Churches attempt to create harmony and offer the healing aspects of a congregational community by planning activities, leading conferences, promoting affinities, and organizing worship gatherings. What these congregations are missing is the foundation of healthy community already available and waiting for them at the Communion Table.
And yet, this ordinance often holds little significance. It’s infrequent and even passive observance has caused worshipers to come to the Table not expecting anything to happen. Congregations know they have a mandate to observe this ordinance but often wonder if the bland styrofoam wafers and grape juice is all there is.
Paul spoke of Communion as the fellowship of sharing in the body and blood of Christ…and it is never a solitary act. Henri Nouwen wrote, “Precisely because the table is the place of intimacy for all the members of the household, it is also the place where the absence of that intimacy is most painfully revealed.” The Communion Table is the place where we pray and ask: “How was your day?” It’s the place where we eat and drink together and say: “Come on, take some more!” It is the place of old and new stories. It is the place of smiles and tears. And it is the place where broken relationships are mended and new relationships are formed.

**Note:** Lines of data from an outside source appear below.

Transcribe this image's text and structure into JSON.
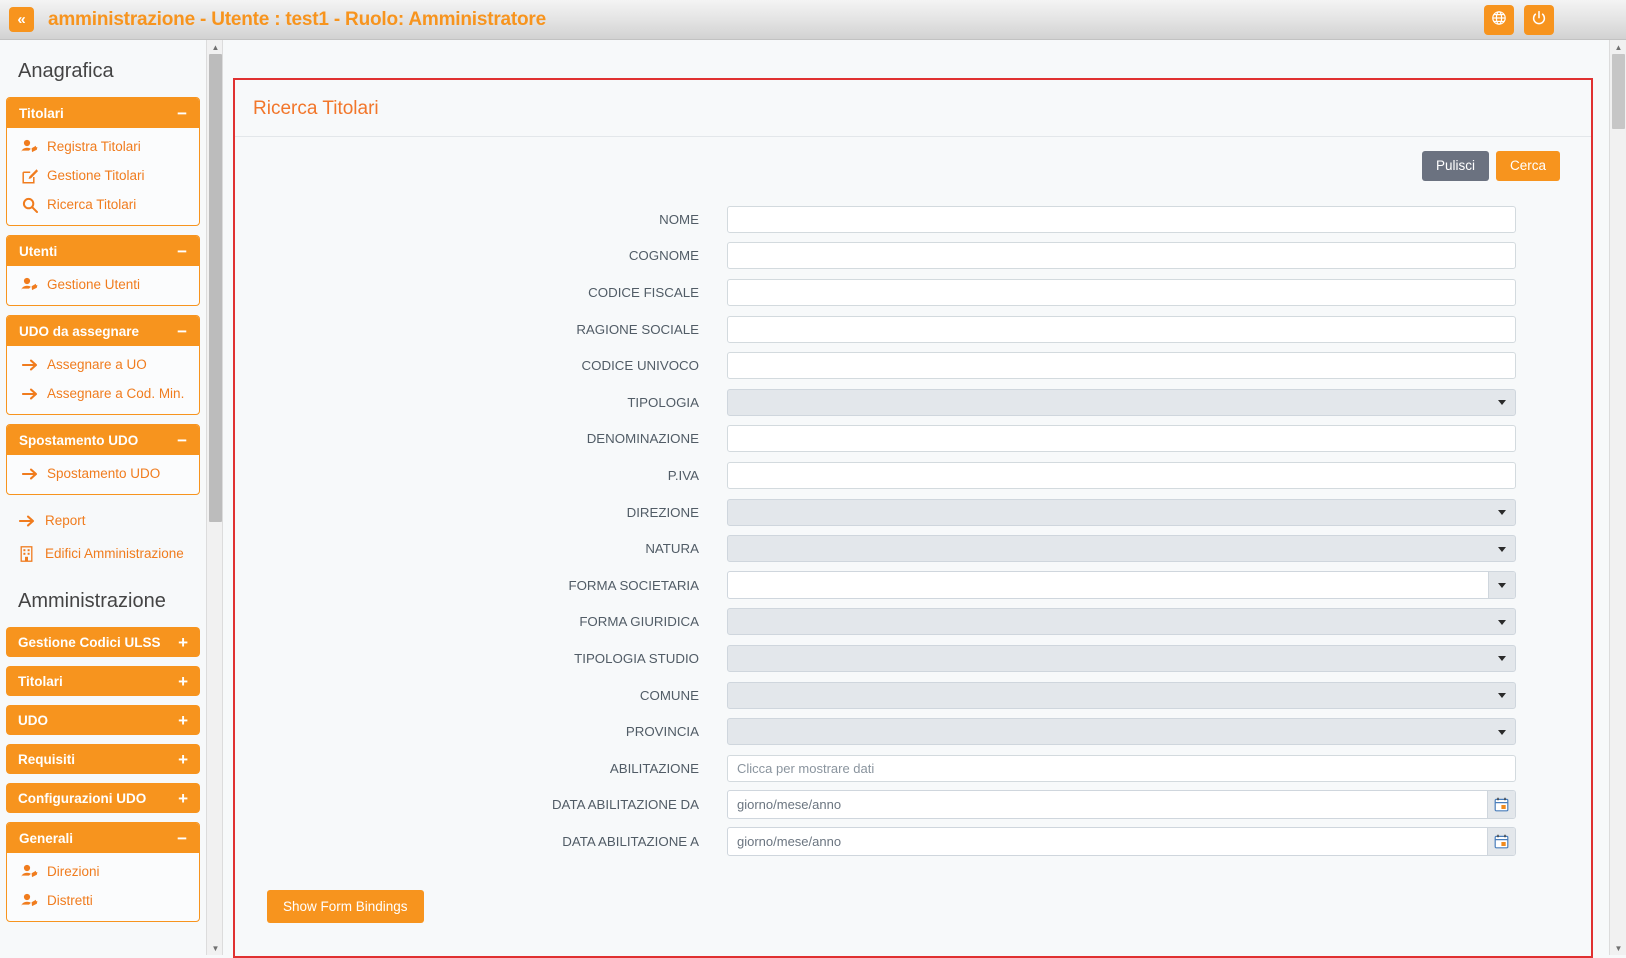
{
  "topbar": {
    "collapse_label": "«",
    "title": "amministrazione - Utente : test1 - Ruolo: Amministratore",
    "language_icon": "globe-icon",
    "logout_icon": "power-icon",
    "accent": "#f7941e"
  },
  "sidebar": {
    "sections": [
      {
        "heading": "Anagrafica",
        "panels": [
          {
            "label": "Titolari",
            "state": "open",
            "sign": "−",
            "items": [
              {
                "label": "Registra Titolari",
                "icon": "user-add-icon"
              },
              {
                "label": "Gestione Titolari",
                "icon": "edit-square-icon"
              },
              {
                "label": "Ricerca Titolari",
                "icon": "search-icon"
              }
            ]
          },
          {
            "label": "Utenti",
            "state": "open",
            "sign": "−",
            "items": [
              {
                "label": "Gestione Utenti",
                "icon": "user-add-icon"
              }
            ]
          },
          {
            "label": "UDO da assegnare",
            "state": "open",
            "sign": "−",
            "items": [
              {
                "label": "Assegnare a UO",
                "icon": "arrow-right-icon"
              },
              {
                "label": "Assegnare a Cod. Min.",
                "icon": "arrow-right-icon"
              }
            ]
          },
          {
            "label": "Spostamento UDO",
            "state": "open",
            "sign": "−",
            "items": [
              {
                "label": "Spostamento UDO",
                "icon": "arrow-right-icon"
              }
            ]
          }
        ],
        "loose_items": [
          {
            "label": "Report",
            "icon": "arrow-right-icon"
          },
          {
            "label": "Edifici Amministrazione",
            "icon": "building-icon"
          }
        ]
      },
      {
        "heading": "Amministrazione",
        "panels": [
          {
            "label": "Gestione Codici ULSS",
            "state": "closed",
            "sign": "+",
            "items": []
          },
          {
            "label": "Titolari",
            "state": "closed",
            "sign": "+",
            "items": []
          },
          {
            "label": "UDO",
            "state": "closed",
            "sign": "+",
            "items": []
          },
          {
            "label": "Requisiti",
            "state": "closed",
            "sign": "+",
            "items": []
          },
          {
            "label": "Configurazioni UDO",
            "state": "closed",
            "sign": "+",
            "items": []
          },
          {
            "label": "Generali",
            "state": "open",
            "sign": "−",
            "items": [
              {
                "label": "Direzioni",
                "icon": "user-add-icon"
              },
              {
                "label": "Distretti",
                "icon": "user-add-icon"
              }
            ]
          }
        ],
        "loose_items": []
      }
    ]
  },
  "card": {
    "title": "Ricerca Titolari",
    "border_color": "#e03131",
    "actions": {
      "clear_label": "Pulisci",
      "search_label": "Cerca"
    },
    "form": {
      "fields": [
        {
          "label": "NOME",
          "type": "text",
          "value": "",
          "placeholder": ""
        },
        {
          "label": "COGNOME",
          "type": "text",
          "value": "",
          "placeholder": ""
        },
        {
          "label": "CODICE FISCALE",
          "type": "text",
          "value": "",
          "placeholder": ""
        },
        {
          "label": "RAGIONE SOCIALE",
          "type": "text",
          "value": "",
          "placeholder": ""
        },
        {
          "label": "CODICE UNIVOCO",
          "type": "text",
          "value": "",
          "placeholder": ""
        },
        {
          "label": "TIPOLOGIA",
          "type": "select",
          "value": ""
        },
        {
          "label": "DENOMINAZIONE",
          "type": "text",
          "value": "",
          "placeholder": ""
        },
        {
          "label": "P.IVA",
          "type": "text",
          "value": "",
          "placeholder": ""
        },
        {
          "label": "DIREZIONE",
          "type": "select",
          "value": ""
        },
        {
          "label": "NATURA",
          "type": "select",
          "value": ""
        },
        {
          "label": "FORMA SOCIETARIA",
          "type": "combo",
          "value": ""
        },
        {
          "label": "FORMA GIURIDICA",
          "type": "select",
          "value": ""
        },
        {
          "label": "TIPOLOGIA STUDIO",
          "type": "select",
          "value": ""
        },
        {
          "label": "COMUNE",
          "type": "select",
          "value": ""
        },
        {
          "label": "PROVINCIA",
          "type": "select",
          "value": ""
        },
        {
          "label": "ABILITAZIONE",
          "type": "text",
          "value": "",
          "placeholder": "Clicca per mostrare dati"
        },
        {
          "label": "DATA ABILITAZIONE DA",
          "type": "date",
          "value": "",
          "placeholder": "giorno/mese/anno",
          "icon": "calendar-icon"
        },
        {
          "label": "DATA ABILITAZIONE A",
          "type": "date",
          "value": "",
          "placeholder": "giorno/mese/anno",
          "icon": "calendar-icon"
        }
      ],
      "bindings_button_label": "Show Form Bindings"
    }
  }
}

Two interactions are evident in the celebration at the Table: the vertical Communion with Christ through partaking of the elements; and the horizontal Communion of believers unified in identity and relationships at the Table. Communion must not only be a time of personal assessment, but also a time of corporate appraisal. Since the Table is the place of intimacy, it is around the Table that we rediscover our relationships with each other. That vertical and horizontal bond reminds us that the story is not just Jesus’ story but also our story as we are invited to step into Jesus’ story. It reminds us that the final chapter is yet to come and we get to be a part of the unfolding of that story as unified insiders, not just casual observers.
When we accept Jesus’ invitation to join Him at the Table we are reminded that, “The Lord’s Supper not only gathers a community, it creates a community.” Individual and congregational Communion available at the table encourages unity and as a result of that unity an intimacy that cannot be manufactured.

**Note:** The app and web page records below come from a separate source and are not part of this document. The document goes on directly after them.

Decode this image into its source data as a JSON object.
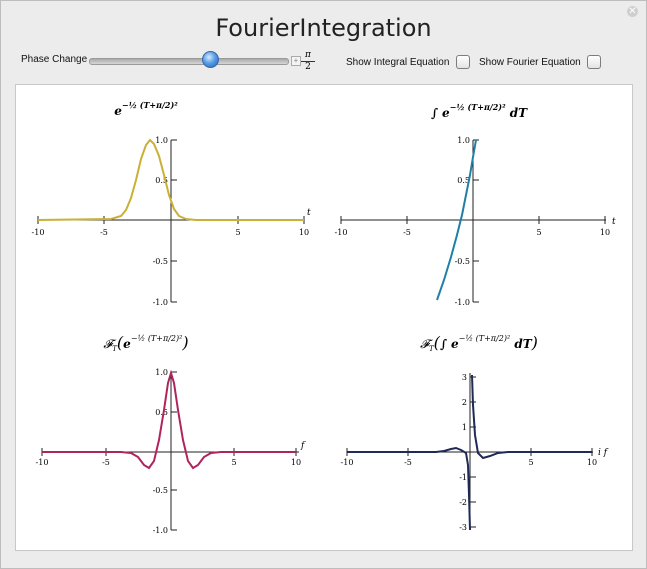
{
  "window": {
    "title": "FourierIntegration"
  },
  "controls": {
    "phase_label": "Phase Change",
    "phase_value_num": "π",
    "phase_value_den": "2",
    "phase_value": 0.5,
    "show_integral_label": "Show Integral Equation",
    "show_fourier_label": "Show Fourier Equation",
    "show_integral_checked": false,
    "show_fourier_checked": false
  },
  "colors": {
    "gaussian": "#c9b037",
    "integral": "#1f7fa6",
    "fourier": "#b0245d",
    "fourier_integral": "#1f2a55",
    "slider_thumb": "#3b82d6"
  },
  "plots": [
    {
      "name": "gaussian",
      "formula_label": "e^(-1/2 (T+π/2)^2)",
      "x_axis_label": "t",
      "y_ticks": [
        "1.0",
        "0.5",
        "-0.5",
        "-1.0"
      ],
      "x_ticks": [
        "-10",
        "-5",
        "5",
        "10"
      ]
    },
    {
      "name": "integral-of-gaussian",
      "formula_label": "∫ e^(-1/2 (T+π/2)^2) dT",
      "x_axis_label": "t",
      "y_ticks": [
        "1.0",
        "0.5",
        "-0.5",
        "-1.0"
      ],
      "x_ticks": [
        "-10",
        "-5",
        "5",
        "10"
      ]
    },
    {
      "name": "fourier-of-gaussian",
      "formula_label": "𝓕T ( e^(-1/2 (T+π/2)^2) )",
      "x_axis_label": "f",
      "y_ticks": [
        "1.0",
        "0.5",
        "-0.5",
        "-1.0"
      ],
      "x_ticks": [
        "-10",
        "-5",
        "5",
        "10"
      ]
    },
    {
      "name": "fourier-of-integral",
      "formula_label": "𝓕T ( ∫ e^(-1/2 (T+π/2)^2) dT )",
      "x_axis_label": "i f",
      "y_ticks": [
        "3",
        "2",
        "1",
        "-1",
        "-2",
        "-3"
      ],
      "x_ticks": [
        "-10",
        "-5",
        "5",
        "10"
      ]
    }
  ]
}
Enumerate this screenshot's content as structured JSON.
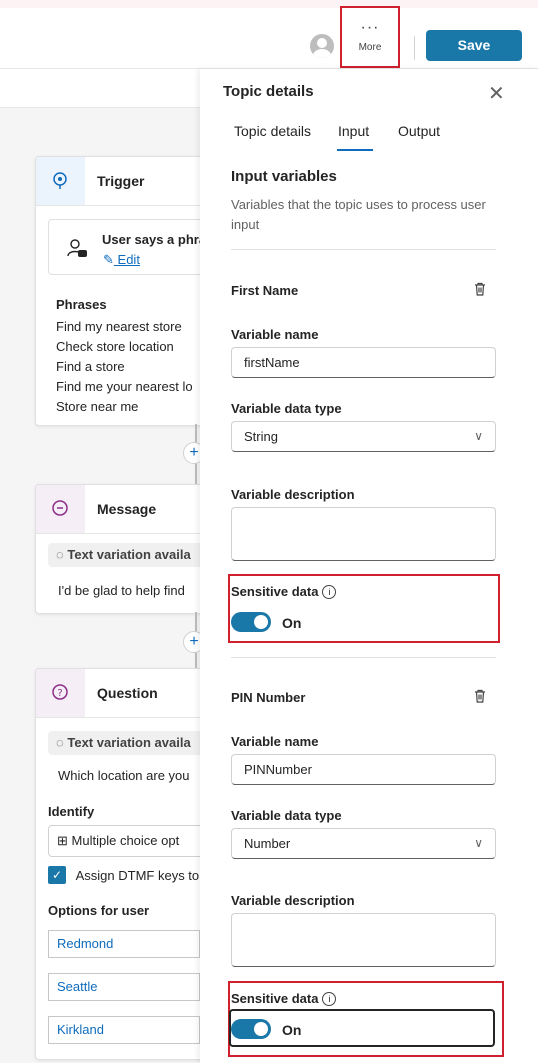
{
  "header": {
    "more_label": "More",
    "more_dots": "···",
    "save_label": "Save"
  },
  "canvas": {
    "trigger": {
      "title": "Trigger",
      "user_says": "User says a phra",
      "edit_label": "Edit",
      "phrases_label": "Phrases",
      "phrases": [
        "Find my nearest store",
        "Check store location",
        "Find a store",
        "Find me your nearest lo",
        "Store near me"
      ]
    },
    "message": {
      "title": "Message",
      "variation_label": "Text variation availa",
      "text": "I'd be glad to help find"
    },
    "question": {
      "title": "Question",
      "variation_label": "Text variation availa",
      "text": "Which location are you",
      "identify_label": "Identify",
      "identify_value": "Multiple choice opt",
      "dtmf_label": "Assign DTMF keys to",
      "options_label": "Options for user",
      "options": [
        "Redmond",
        "Seattle",
        "Kirkland"
      ]
    },
    "plus_symbol": "+"
  },
  "panel": {
    "title": "Topic details",
    "close_symbol": "✕",
    "tabs": [
      {
        "label": "Topic details"
      },
      {
        "label": "Input",
        "active": true
      },
      {
        "label": "Output"
      }
    ],
    "section_title": "Input variables",
    "section_desc": "Variables that the topic uses to process user input",
    "variables": [
      {
        "name": "First Name",
        "var_name_label": "Variable name",
        "var_name_value": "firstName",
        "data_type_label": "Variable data type",
        "data_type_value": "String",
        "desc_label": "Variable description",
        "sensitive_label": "Sensitive data",
        "toggle_label": "On",
        "toggle_on": true
      },
      {
        "name": "PIN Number",
        "var_name_label": "Variable name",
        "var_name_value": "PINNumber",
        "data_type_label": "Variable data type",
        "data_type_value": "Number",
        "desc_label": "Variable description",
        "sensitive_label": "Sensitive data",
        "toggle_label": "On",
        "toggle_on": true
      }
    ]
  },
  "colors": {
    "accent": "#1a78a8",
    "highlight": "#d0202e"
  }
}
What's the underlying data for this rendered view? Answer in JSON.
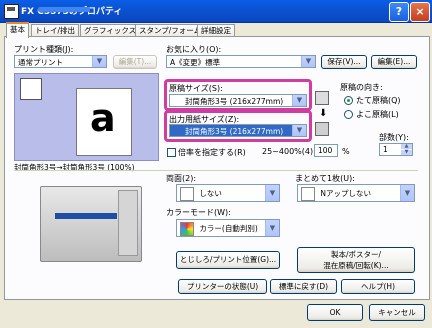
{
  "window": {
    "title": "FX C5575のプロパティ",
    "help": "?",
    "close": "×"
  },
  "tabs": [
    "基本",
    "トレイ/排出",
    "グラフィックス",
    "スタンプ/フォーム",
    "詳細設定"
  ],
  "print_type": {
    "label": "プリント種類(J):",
    "value": "通常プリント",
    "edit_button": "編集(T)..."
  },
  "favorites": {
    "label": "お気に入り(O):",
    "value": "A《変更》標準",
    "save_button": "保存(V)...",
    "edit_button": "編集(E)..."
  },
  "paper_size": {
    "label": "原稿サイズ(S):",
    "value": "封筒角形3号 (216x277mm)"
  },
  "output_size": {
    "label": "出力用紙サイズ(Z):",
    "value": "封筒角形3号 (216x277mm)"
  },
  "orientation": {
    "label": "原稿の向き:",
    "portrait": "たて原稿(Q)",
    "landscape": "よこ原稿(L)",
    "selected": "portrait"
  },
  "copies": {
    "label": "部数(Y):",
    "value": "1"
  },
  "scale": {
    "checkbox": "倍率を指定する(R)",
    "range": "25~400%(4):",
    "value": "100",
    "unit": "%"
  },
  "preview_caption": "封筒角形3号→封筒角形3号 (100%)",
  "preview_letter": "a",
  "duplex": {
    "label": "両面(2):",
    "value": "しない"
  },
  "nup": {
    "label": "まとめて1枚(U):",
    "value": "Nアップしない"
  },
  "color_mode": {
    "label": "カラーモード(W):",
    "value": "カラー(自動判別)"
  },
  "buttons": {
    "binding": "とじしろ/プリント位置(G)...",
    "booklet": "製本/ポスター/\n混在原稿/回転(K)...",
    "printer_status": "プリンターの状態(U)",
    "defaults": "標準に戻す(D)",
    "help": "ヘルプ(H)",
    "ok": "OK",
    "cancel": "キャンセル"
  }
}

Creating community through activities or even musical selections is a shallow attempt to manufacture what is already available at the Communion Table. When we gather at the Table on level ground with a common purpose, our eyes will be opened, we will see Christ again, and we will see each other with new eyes through the breaking of the bread. Community begins here!

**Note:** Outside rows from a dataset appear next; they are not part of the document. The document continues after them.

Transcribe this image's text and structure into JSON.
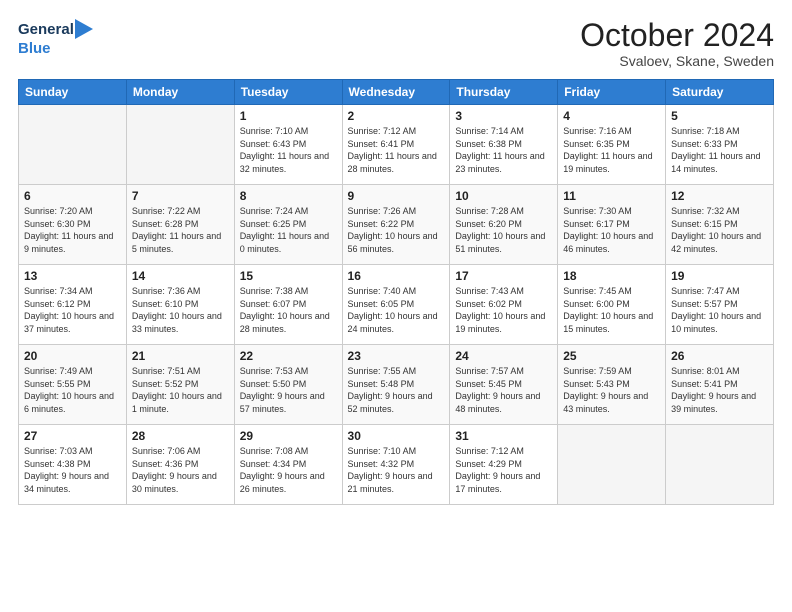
{
  "header": {
    "logo_general": "General",
    "logo_blue": "Blue",
    "month_title": "October 2024",
    "location": "Svaloev, Skane, Sweden"
  },
  "days_of_week": [
    "Sunday",
    "Monday",
    "Tuesday",
    "Wednesday",
    "Thursday",
    "Friday",
    "Saturday"
  ],
  "weeks": [
    [
      {
        "day": "",
        "sunrise": "",
        "sunset": "",
        "daylight": ""
      },
      {
        "day": "",
        "sunrise": "",
        "sunset": "",
        "daylight": ""
      },
      {
        "day": "1",
        "sunrise": "Sunrise: 7:10 AM",
        "sunset": "Sunset: 6:43 PM",
        "daylight": "Daylight: 11 hours and 32 minutes."
      },
      {
        "day": "2",
        "sunrise": "Sunrise: 7:12 AM",
        "sunset": "Sunset: 6:41 PM",
        "daylight": "Daylight: 11 hours and 28 minutes."
      },
      {
        "day": "3",
        "sunrise": "Sunrise: 7:14 AM",
        "sunset": "Sunset: 6:38 PM",
        "daylight": "Daylight: 11 hours and 23 minutes."
      },
      {
        "day": "4",
        "sunrise": "Sunrise: 7:16 AM",
        "sunset": "Sunset: 6:35 PM",
        "daylight": "Daylight: 11 hours and 19 minutes."
      },
      {
        "day": "5",
        "sunrise": "Sunrise: 7:18 AM",
        "sunset": "Sunset: 6:33 PM",
        "daylight": "Daylight: 11 hours and 14 minutes."
      }
    ],
    [
      {
        "day": "6",
        "sunrise": "Sunrise: 7:20 AM",
        "sunset": "Sunset: 6:30 PM",
        "daylight": "Daylight: 11 hours and 9 minutes."
      },
      {
        "day": "7",
        "sunrise": "Sunrise: 7:22 AM",
        "sunset": "Sunset: 6:28 PM",
        "daylight": "Daylight: 11 hours and 5 minutes."
      },
      {
        "day": "8",
        "sunrise": "Sunrise: 7:24 AM",
        "sunset": "Sunset: 6:25 PM",
        "daylight": "Daylight: 11 hours and 0 minutes."
      },
      {
        "day": "9",
        "sunrise": "Sunrise: 7:26 AM",
        "sunset": "Sunset: 6:22 PM",
        "daylight": "Daylight: 10 hours and 56 minutes."
      },
      {
        "day": "10",
        "sunrise": "Sunrise: 7:28 AM",
        "sunset": "Sunset: 6:20 PM",
        "daylight": "Daylight: 10 hours and 51 minutes."
      },
      {
        "day": "11",
        "sunrise": "Sunrise: 7:30 AM",
        "sunset": "Sunset: 6:17 PM",
        "daylight": "Daylight: 10 hours and 46 minutes."
      },
      {
        "day": "12",
        "sunrise": "Sunrise: 7:32 AM",
        "sunset": "Sunset: 6:15 PM",
        "daylight": "Daylight: 10 hours and 42 minutes."
      }
    ],
    [
      {
        "day": "13",
        "sunrise": "Sunrise: 7:34 AM",
        "sunset": "Sunset: 6:12 PM",
        "daylight": "Daylight: 10 hours and 37 minutes."
      },
      {
        "day": "14",
        "sunrise": "Sunrise: 7:36 AM",
        "sunset": "Sunset: 6:10 PM",
        "daylight": "Daylight: 10 hours and 33 minutes."
      },
      {
        "day": "15",
        "sunrise": "Sunrise: 7:38 AM",
        "sunset": "Sunset: 6:07 PM",
        "daylight": "Daylight: 10 hours and 28 minutes."
      },
      {
        "day": "16",
        "sunrise": "Sunrise: 7:40 AM",
        "sunset": "Sunset: 6:05 PM",
        "daylight": "Daylight: 10 hours and 24 minutes."
      },
      {
        "day": "17",
        "sunrise": "Sunrise: 7:43 AM",
        "sunset": "Sunset: 6:02 PM",
        "daylight": "Daylight: 10 hours and 19 minutes."
      },
      {
        "day": "18",
        "sunrise": "Sunrise: 7:45 AM",
        "sunset": "Sunset: 6:00 PM",
        "daylight": "Daylight: 10 hours and 15 minutes."
      },
      {
        "day": "19",
        "sunrise": "Sunrise: 7:47 AM",
        "sunset": "Sunset: 5:57 PM",
        "daylight": "Daylight: 10 hours and 10 minutes."
      }
    ],
    [
      {
        "day": "20",
        "sunrise": "Sunrise: 7:49 AM",
        "sunset": "Sunset: 5:55 PM",
        "daylight": "Daylight: 10 hours and 6 minutes."
      },
      {
        "day": "21",
        "sunrise": "Sunrise: 7:51 AM",
        "sunset": "Sunset: 5:52 PM",
        "daylight": "Daylight: 10 hours and 1 minute."
      },
      {
        "day": "22",
        "sunrise": "Sunrise: 7:53 AM",
        "sunset": "Sunset: 5:50 PM",
        "daylight": "Daylight: 9 hours and 57 minutes."
      },
      {
        "day": "23",
        "sunrise": "Sunrise: 7:55 AM",
        "sunset": "Sunset: 5:48 PM",
        "daylight": "Daylight: 9 hours and 52 minutes."
      },
      {
        "day": "24",
        "sunrise": "Sunrise: 7:57 AM",
        "sunset": "Sunset: 5:45 PM",
        "daylight": "Daylight: 9 hours and 48 minutes."
      },
      {
        "day": "25",
        "sunrise": "Sunrise: 7:59 AM",
        "sunset": "Sunset: 5:43 PM",
        "daylight": "Daylight: 9 hours and 43 minutes."
      },
      {
        "day": "26",
        "sunrise": "Sunrise: 8:01 AM",
        "sunset": "Sunset: 5:41 PM",
        "daylight": "Daylight: 9 hours and 39 minutes."
      }
    ],
    [
      {
        "day": "27",
        "sunrise": "Sunrise: 7:03 AM",
        "sunset": "Sunset: 4:38 PM",
        "daylight": "Daylight: 9 hours and 34 minutes."
      },
      {
        "day": "28",
        "sunrise": "Sunrise: 7:06 AM",
        "sunset": "Sunset: 4:36 PM",
        "daylight": "Daylight: 9 hours and 30 minutes."
      },
      {
        "day": "29",
        "sunrise": "Sunrise: 7:08 AM",
        "sunset": "Sunset: 4:34 PM",
        "daylight": "Daylight: 9 hours and 26 minutes."
      },
      {
        "day": "30",
        "sunrise": "Sunrise: 7:10 AM",
        "sunset": "Sunset: 4:32 PM",
        "daylight": "Daylight: 9 hours and 21 minutes."
      },
      {
        "day": "31",
        "sunrise": "Sunrise: 7:12 AM",
        "sunset": "Sunset: 4:29 PM",
        "daylight": "Daylight: 9 hours and 17 minutes."
      },
      {
        "day": "",
        "sunrise": "",
        "sunset": "",
        "daylight": ""
      },
      {
        "day": "",
        "sunrise": "",
        "sunset": "",
        "daylight": ""
      }
    ]
  ]
}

 Henri J. M. Nouwen, With Burning Hearts (Maryknoll: Orbis, 1994), 74-75.
 Leonard J. Vander Zee, Christ, Baptism and the Lord’s Supper (Downers Grove: InterVarsity, 2004), 157.